Task description:
Looking at the entries underneath, work out how many lines contain "SocketOutputStream". Write only that number.
++++++++++++++++++++
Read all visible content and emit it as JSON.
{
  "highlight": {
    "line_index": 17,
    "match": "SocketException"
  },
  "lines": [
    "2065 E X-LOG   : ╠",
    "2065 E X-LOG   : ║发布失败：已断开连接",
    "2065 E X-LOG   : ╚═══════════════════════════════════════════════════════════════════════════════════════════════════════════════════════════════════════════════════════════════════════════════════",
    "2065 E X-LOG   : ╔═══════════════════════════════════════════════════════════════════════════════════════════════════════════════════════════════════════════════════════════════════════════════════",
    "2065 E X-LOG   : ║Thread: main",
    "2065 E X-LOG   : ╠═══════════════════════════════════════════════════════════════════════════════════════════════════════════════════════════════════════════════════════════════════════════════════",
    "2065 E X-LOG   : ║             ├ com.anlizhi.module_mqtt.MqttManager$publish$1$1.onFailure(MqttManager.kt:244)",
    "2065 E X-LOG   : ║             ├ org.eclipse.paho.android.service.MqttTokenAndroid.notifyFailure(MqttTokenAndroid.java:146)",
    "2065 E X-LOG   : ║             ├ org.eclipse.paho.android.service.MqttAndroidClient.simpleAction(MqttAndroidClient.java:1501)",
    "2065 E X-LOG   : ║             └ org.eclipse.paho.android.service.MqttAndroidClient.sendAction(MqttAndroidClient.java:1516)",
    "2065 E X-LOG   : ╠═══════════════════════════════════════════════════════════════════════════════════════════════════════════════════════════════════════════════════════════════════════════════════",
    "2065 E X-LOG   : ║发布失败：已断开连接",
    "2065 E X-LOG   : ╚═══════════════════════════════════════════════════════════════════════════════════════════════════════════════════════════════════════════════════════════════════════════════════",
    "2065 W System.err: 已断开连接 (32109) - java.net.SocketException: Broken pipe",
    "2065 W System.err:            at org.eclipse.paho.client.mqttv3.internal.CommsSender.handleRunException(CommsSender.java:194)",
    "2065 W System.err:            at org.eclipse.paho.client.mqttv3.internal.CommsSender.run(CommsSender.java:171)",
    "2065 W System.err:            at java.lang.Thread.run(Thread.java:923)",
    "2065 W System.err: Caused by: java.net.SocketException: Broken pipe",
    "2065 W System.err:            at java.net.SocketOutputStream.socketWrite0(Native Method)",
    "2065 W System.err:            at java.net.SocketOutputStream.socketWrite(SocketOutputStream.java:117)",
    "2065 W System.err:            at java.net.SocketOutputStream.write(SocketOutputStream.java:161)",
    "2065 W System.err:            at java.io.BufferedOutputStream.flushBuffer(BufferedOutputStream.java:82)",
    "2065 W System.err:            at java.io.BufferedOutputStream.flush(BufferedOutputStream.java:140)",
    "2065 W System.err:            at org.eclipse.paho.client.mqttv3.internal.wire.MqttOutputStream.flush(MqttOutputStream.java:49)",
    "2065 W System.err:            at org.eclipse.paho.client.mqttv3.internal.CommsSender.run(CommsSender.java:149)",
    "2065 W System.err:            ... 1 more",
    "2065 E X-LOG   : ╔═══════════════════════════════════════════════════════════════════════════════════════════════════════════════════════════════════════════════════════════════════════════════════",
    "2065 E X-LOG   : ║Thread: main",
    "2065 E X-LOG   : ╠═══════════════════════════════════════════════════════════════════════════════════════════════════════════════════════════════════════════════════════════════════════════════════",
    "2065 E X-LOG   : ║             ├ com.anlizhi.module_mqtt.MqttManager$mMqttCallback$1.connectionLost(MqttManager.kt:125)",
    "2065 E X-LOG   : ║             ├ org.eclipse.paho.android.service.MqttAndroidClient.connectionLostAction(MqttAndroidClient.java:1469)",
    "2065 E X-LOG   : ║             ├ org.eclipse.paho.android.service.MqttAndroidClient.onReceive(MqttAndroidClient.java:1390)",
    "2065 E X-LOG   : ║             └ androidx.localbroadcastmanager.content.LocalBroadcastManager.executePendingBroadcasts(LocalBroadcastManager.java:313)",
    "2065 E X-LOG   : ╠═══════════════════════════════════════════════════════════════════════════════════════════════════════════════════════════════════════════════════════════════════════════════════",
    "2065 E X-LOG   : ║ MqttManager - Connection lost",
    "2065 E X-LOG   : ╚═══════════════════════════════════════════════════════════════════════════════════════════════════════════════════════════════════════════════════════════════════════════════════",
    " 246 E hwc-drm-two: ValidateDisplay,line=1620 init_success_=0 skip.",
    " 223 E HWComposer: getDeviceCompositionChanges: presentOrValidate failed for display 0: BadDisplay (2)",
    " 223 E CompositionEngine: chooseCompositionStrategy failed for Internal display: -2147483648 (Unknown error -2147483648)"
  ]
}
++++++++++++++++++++
Result for this exercise:
3